From movies and television shows, viewers wanted a more interactive format to get into the action, the video game. The first video games created on the TX-0, one of the first computers, at Massachusetts Institute of Technology were called Mouse in the Maze and Tic-Tac-Toe, featuring dots and symbols as well as a light pen, a way for the user to interact with the program while it was running. These games were the basis for later games like Pong and from there to the Gamecube, Playstation, Xbox consoles. There are also games like Xbox Kinect and Wii that force you to do the movement and control the display with your body and not a controller. Now, companies like Microsoft are building consoles with not only gaming capabilities but also with the capability for television service, internet connection and home telephone use.
Video games are played by 97 percent of teens ages 12 to 17 whether it be computer, web or handheld. They have become no longer an alternative game to play but rather the only thing to play, leaving games outdoors more and more a thing of the past.
The cost of video games has gotten increasingly higher. The best selling video game ever, Wii Sports sold 82.9 million copies followed by Super Mario Bros, selling 40.24 million copies. Not only are video games becoming more popular, they are becoming more expensive for the consumer as well. The cost of Wii Sports was 20 dollars, which released in 2006, compared to the $59.99 price tag on Grant Theft Auto V, 2013. This shows the immense growth in the economics of the industry and it is no wonder that GTA V expects a profit of 2.2 billion dollars. Video games have grown in cost as well as production and will continue until the consumer decides it has gone too far.
Television is radically changing in today’s online-viewing world. The emergence of web series as a sustainable and profitable model is the most notable transition in the industry.
Online viewing traffic through services like Netflix and Hulu is rapidly increasing—by the end of September 2013, Netflix surpassed Home Box Office (HBO) in subscribers in the United States. Traditionally, consumers have been drawn to such streaming websites because they offer the freedom to view at their leisure as well as the ability to watch entire seasons without waiting the painful week in between each episode on television.
“While our original series get most of the headlines, a bigger percentage of overall Netflix viewing is generated by our exclusive complete season-after series,” Netflix CEO Reed Hastings said in October’s shareholder report.
While television shows are still the staple of online streaming services—namely Netflix, Hulu and Amazon Prime—these companies are increasingly diversifying their options to consumers by providing exclusive web series. Shows like “House of Cards” and “Orange is the New Black” define the emerging trend of web series by airing only on Netflix, an offer which sweetens the already lucrative monthly subscription online.
Amazon Prime’s Instant Video service, the retail giant’s competitive counter to Netflix, just announced plans to release five new web series based on user preference data. In addition to confirming the endurance of web series on streaming services, this development reveals two notable characteristics of this competitive market.
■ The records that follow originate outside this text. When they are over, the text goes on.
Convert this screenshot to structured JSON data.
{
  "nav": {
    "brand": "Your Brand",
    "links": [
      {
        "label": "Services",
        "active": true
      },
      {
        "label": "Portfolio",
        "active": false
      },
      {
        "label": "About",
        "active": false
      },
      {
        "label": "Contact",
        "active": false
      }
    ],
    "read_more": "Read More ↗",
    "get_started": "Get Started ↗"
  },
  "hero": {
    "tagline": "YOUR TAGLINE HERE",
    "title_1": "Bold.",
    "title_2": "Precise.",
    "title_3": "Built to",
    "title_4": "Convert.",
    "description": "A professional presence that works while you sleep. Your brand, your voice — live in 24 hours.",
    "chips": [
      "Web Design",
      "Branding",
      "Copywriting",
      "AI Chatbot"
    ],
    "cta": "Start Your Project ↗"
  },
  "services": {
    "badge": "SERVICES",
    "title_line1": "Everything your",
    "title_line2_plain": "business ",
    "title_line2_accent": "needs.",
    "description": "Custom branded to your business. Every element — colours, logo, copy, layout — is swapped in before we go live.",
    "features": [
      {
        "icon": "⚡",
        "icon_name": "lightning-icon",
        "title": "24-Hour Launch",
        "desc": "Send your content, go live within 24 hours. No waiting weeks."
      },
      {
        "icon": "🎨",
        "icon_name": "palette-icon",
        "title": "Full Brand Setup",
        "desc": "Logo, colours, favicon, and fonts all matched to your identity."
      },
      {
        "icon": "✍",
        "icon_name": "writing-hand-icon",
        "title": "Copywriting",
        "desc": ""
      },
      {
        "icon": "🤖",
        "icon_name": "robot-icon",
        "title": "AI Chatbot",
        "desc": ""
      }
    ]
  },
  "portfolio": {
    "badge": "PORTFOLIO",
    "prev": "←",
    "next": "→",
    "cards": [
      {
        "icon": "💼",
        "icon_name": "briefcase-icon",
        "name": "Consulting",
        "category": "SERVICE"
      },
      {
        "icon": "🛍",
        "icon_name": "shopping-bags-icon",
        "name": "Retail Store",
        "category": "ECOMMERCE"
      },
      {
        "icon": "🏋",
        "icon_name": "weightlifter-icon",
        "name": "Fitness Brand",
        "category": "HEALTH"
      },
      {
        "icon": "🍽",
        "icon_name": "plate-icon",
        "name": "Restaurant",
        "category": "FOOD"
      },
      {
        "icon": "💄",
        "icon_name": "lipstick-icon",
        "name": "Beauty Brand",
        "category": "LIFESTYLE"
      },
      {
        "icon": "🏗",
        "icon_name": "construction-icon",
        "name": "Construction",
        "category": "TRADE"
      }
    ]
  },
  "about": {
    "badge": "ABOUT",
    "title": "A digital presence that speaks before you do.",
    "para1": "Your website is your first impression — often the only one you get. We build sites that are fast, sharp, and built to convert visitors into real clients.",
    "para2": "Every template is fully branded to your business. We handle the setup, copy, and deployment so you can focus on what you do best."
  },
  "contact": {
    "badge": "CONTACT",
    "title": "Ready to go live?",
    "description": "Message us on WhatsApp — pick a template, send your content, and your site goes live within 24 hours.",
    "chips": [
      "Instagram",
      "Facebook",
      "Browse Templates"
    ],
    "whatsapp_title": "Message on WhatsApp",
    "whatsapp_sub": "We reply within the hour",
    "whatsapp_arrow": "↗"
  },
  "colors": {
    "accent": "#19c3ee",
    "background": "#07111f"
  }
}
First, no streaming company can ensure that their customers stay without providing their own content. Netflix and Hulu will lose a large portion of their subscribers if rivals like Amazon Prime match their standard lineup while also providing new content, and potential competitors won’t stand a chance if they merely match the television based lineups of the past. Whichever service can provide the best shows gets the consumers.
Second, preference is paramount and diverse. The number of shows on Netflix is massive—but people are still willing to watch new shows that differ from the existing ones. Web series on YouTube have exploded because everyone has a unique preference. The only way for companies to provide the most popular content is to look at the numbers.
Amazon narrowed down their final five shows to bring into production (from 14 pilots) based not on taste or analyst opinion but data. As the base of viewers increases, streaming providers must use data more efficiently, or else run the risk of losing their beloved subscribers. Tailoring shows to their viewers is the future of web series, and by being the first to properly utilize the massive numbers of user data, Amazon is poised to take an early lead.
The future of web-exclusive content is uncertain, but irrespective of the path these shows take, consumers will benefit. Shows will target viewers, providing episodes that people are genuinely interested in, and vicious competition between web providers over their exclusive content will likely improve their equality across the board. Web series are the future of television—and every trend suggests that they will only get better.
Video games are famous for their rapid evolutions, and as the youngest genre in entertainment (by a large margin) gaming is also the most prone to experimentation. Now, two new ideas are revolutionizing the video game industry – free to play games and online distribution. Between these two changes, the face of the gaming world may change forever.
Rockstar’s latest hit, Grand Theft Auto V, released to incredible reviews and enormous commercial success – the game grossed over one billion dollars in under 72 hours, the fastest rise to one billion dollars in the history of entertainment. While the title broke dozens of records for sales, entertainment industry experts also scrutinized the astronomical development costs, which rumors placed at around 260 to 300 million dollars. In contrast, League of Legends – the insanely popular multiplayer game affectionately known as LOL – is free to play in its most perfect form. In-game purchases are possible, but these custom skins serve only as cosmetic accessories and don’t upset the intricate balance between each playable character. Other multiplayer titles, like Valve’s Defense of the Ancients (DOTA) 2 and Team Fortress 2, similarly include purchases which change only the appearance of the character. Unlike ‘freemium’ games – in which in-game purchases are either required to progress or all but mandatory to remain competitive – these titles offer the pure, sacred free-to-play style gamers dream about.
A decade ago, this model would seem impossible. The volume of gamers willing to purchase such superficial upgrades simply wasn’t enough to compensate for development costs. With the advent of multiplayer games and a massive increase in gamers, however, these in-game purchases have become more common. The free-to-play model is also no longer limited to PC’s, where it truly took off in popularity. At the 2013 E3 Conference, both Microsoft and Sony lent their floor space to free-to-play developers, allowing them to showcase what may be the future of both console and PC gaming. And as for the gamers – well, who wouldn’t want free to play games?
The next generation of consoles is coming, and with the Xbox One and Playstation 4 on the way gamers are finally able to picture what the next evolution of console based gaming will look like. Hardware improvements and software interfaces aside, one major change is set to impact the economic landscape of gaming – online distribution.
The used game industry is gigantic – in 2012 spending on used games amounted to 1.6 billion dollars, according to gamesindustry international. Consumers rely on reduced game prices to afford new titles or get back some of their hefty initial investments. Digital purchases threaten the often underestimated value in physical copies.
While both Sony and Microsoft have had digital stores on their respective consoles for years (the Xbox Game Store launched in November 2005), all coverage surrounding the new console generation suggests an increased focus on digital distribution. The benefit of such a system is primarily convenience. Gamers don’t have to organize their discs, or go searching for their favorite titles. Everything is put together in a cohesive, comprehensive manner. Distributing costs will also be lower for developers, which could prompt a drop in new game titles.
The downside is the loss of all benefits related to hard copy games. Lending to friends, buying and selling used copies, and taking pride in your own collection – the future of gaming is at risk of losing those experiences. The transition from physical to digital games will not occur overnight, but the change has already started – and in the coming years gaming may end up without wallside shelves or green and gray game cases, but instead hard drives and cloud storage. The video game industry is relatively new, and as it grows the developments will likely be sudden and often. Gamers will be the ones to benefit.